Instructions to follow:
When the word "preferences" shows up in a line of the records below, copy that line.

--- Information shown ---

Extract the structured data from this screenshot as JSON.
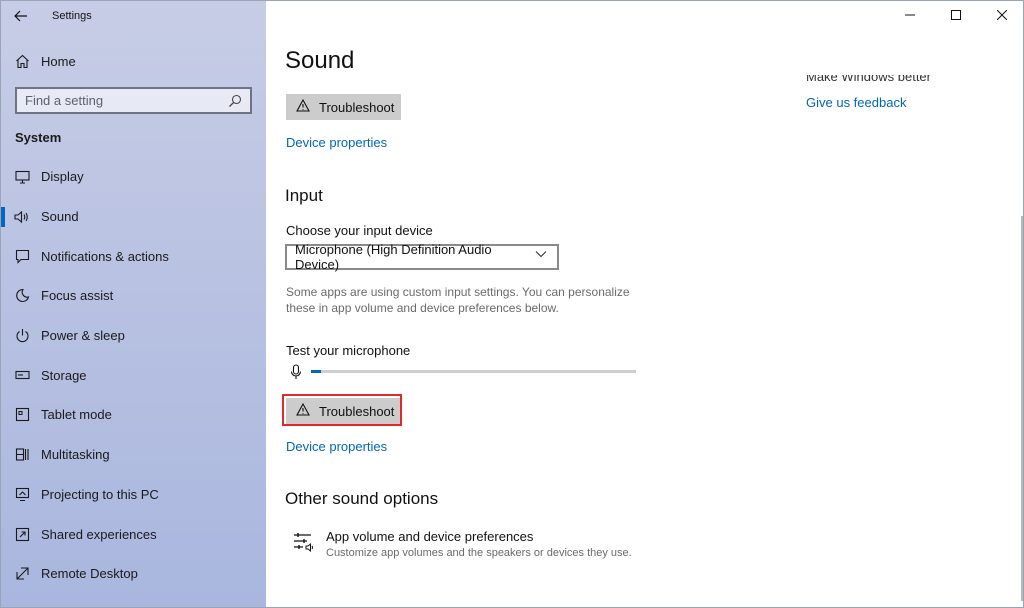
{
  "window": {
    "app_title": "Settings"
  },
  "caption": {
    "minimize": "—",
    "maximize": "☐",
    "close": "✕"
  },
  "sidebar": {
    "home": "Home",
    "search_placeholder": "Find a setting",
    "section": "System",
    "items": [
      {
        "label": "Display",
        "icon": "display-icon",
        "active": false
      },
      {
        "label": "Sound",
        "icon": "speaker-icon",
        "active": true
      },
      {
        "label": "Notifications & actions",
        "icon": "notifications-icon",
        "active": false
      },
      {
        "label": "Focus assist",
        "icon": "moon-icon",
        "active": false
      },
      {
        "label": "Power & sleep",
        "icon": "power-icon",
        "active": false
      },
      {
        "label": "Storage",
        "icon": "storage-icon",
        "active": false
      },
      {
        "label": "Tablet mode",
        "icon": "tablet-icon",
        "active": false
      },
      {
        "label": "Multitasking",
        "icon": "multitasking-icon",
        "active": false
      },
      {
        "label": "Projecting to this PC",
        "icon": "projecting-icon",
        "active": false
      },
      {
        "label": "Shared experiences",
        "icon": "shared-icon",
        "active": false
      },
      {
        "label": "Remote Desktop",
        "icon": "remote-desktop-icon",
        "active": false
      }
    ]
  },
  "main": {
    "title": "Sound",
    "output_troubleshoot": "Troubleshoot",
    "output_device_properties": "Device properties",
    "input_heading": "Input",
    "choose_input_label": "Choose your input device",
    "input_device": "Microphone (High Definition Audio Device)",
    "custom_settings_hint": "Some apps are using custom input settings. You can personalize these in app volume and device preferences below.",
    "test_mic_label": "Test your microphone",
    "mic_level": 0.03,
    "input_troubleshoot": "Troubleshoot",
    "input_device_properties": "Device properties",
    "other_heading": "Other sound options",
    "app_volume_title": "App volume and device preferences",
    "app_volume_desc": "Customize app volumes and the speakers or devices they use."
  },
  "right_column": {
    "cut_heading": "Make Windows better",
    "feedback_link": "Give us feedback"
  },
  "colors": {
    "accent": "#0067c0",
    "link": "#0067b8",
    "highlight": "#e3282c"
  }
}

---
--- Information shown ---

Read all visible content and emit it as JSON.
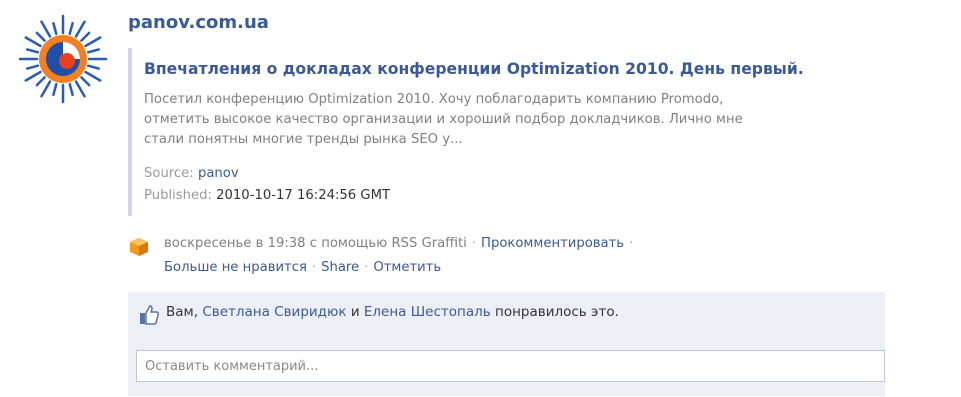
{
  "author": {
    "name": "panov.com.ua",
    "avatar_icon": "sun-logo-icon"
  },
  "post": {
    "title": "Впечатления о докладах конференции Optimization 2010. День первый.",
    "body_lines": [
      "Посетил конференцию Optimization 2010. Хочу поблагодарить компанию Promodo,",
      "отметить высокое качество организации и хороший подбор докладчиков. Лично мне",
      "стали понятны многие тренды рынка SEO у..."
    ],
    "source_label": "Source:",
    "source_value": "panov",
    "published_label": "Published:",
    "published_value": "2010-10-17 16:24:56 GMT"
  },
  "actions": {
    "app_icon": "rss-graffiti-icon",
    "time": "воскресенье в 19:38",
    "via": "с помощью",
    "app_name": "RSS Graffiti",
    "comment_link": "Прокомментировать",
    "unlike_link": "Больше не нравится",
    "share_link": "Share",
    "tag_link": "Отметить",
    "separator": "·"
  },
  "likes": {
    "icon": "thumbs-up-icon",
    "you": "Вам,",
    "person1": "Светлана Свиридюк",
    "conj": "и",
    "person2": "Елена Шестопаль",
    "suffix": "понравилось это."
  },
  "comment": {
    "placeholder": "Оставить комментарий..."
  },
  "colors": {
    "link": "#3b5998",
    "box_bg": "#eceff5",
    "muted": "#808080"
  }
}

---

Reply to the exercise:
    "custom_settings_hint": "Some apps are using custom input settings. You can personalize these in app volume and device preferences below.",
    "app_volume_title": "App volume and device preferences",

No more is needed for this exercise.